Type of camera that allows you to see through the camera's lens as you look in the camera's viewfinder
single lens reflex (SLR)
Lens or lens setting that magnifies an image
Condition in which too little light reaches the film or sensor, producing a thin negative, a dark slide, a muddy-looking print, or dark digital image
under exposure
Process for increasing the contrast between adjacent pixels in an image, increasing sharpness, especially around edges
unsharp masking
to enlarge or reduce the size of an image on your monitor/enlarge or reduce size of image using magnification settings of a lens
What are the first 9 full stops starting with f/1.4?
f/1.4, f/2, f/2.8, f/4, f/5.6, f/8, f/11, f/16, f/22
What are the first 7 half stops, starting with f/4
f/4, f/4.8, f/5.6, f/6.7, f/8, f/9.5, f/11
What are the first x 1/3-stops, starting with f/4?
f/4, f/4.5, f/5, f/5.6, f/6.3, f/7.1, f/8, f/9, f/10, f/11
Consider a proper exposure using at f/11 @ 60. Changing the f-stop to f8 would require what shutter speed for an equivalent exposure?
f/8 @ 125
To decrease depth of field, do this to the aperture. What f-stop?
Lower f-stop leads to low depth of field, e.g., f/2.8
To increase depth of field, do this to the aperture. What f-stop?
Higher f-stop leads to higher depth of field, e.g., f/11

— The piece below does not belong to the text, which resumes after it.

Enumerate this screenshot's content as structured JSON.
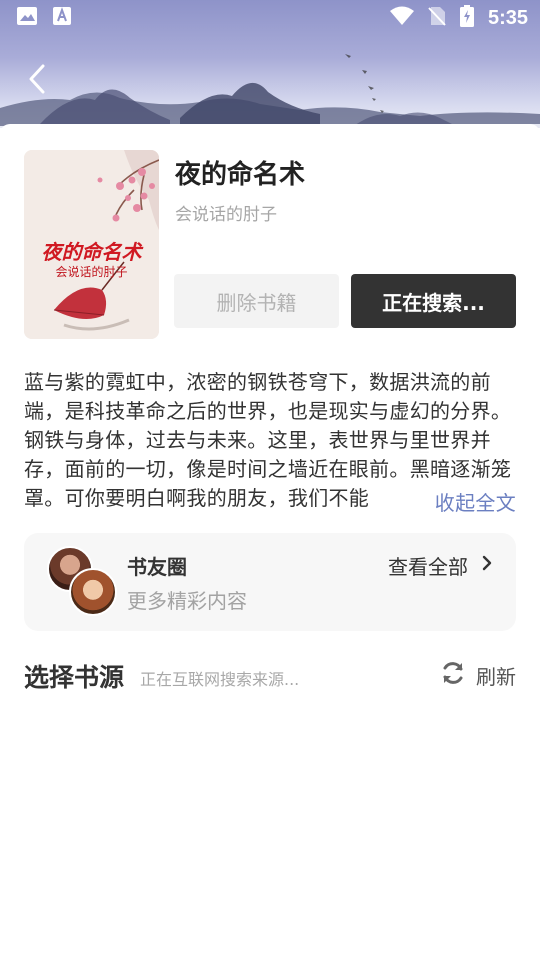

What are the whole shutter speeds from whole shutter speeds from 1000 to 1 second
1000, 500, 250, 125, 60, 30, 15, 8, 4, 2, 1, 1, 2, B
Describe the differences between high and low ISO
* High ISO leads to grainy photos, but sensitive to light
* Low ISO leads to less grainy photos, with less sensitivity to light
What is the photography term for distracting background objects?
Distracting objects in background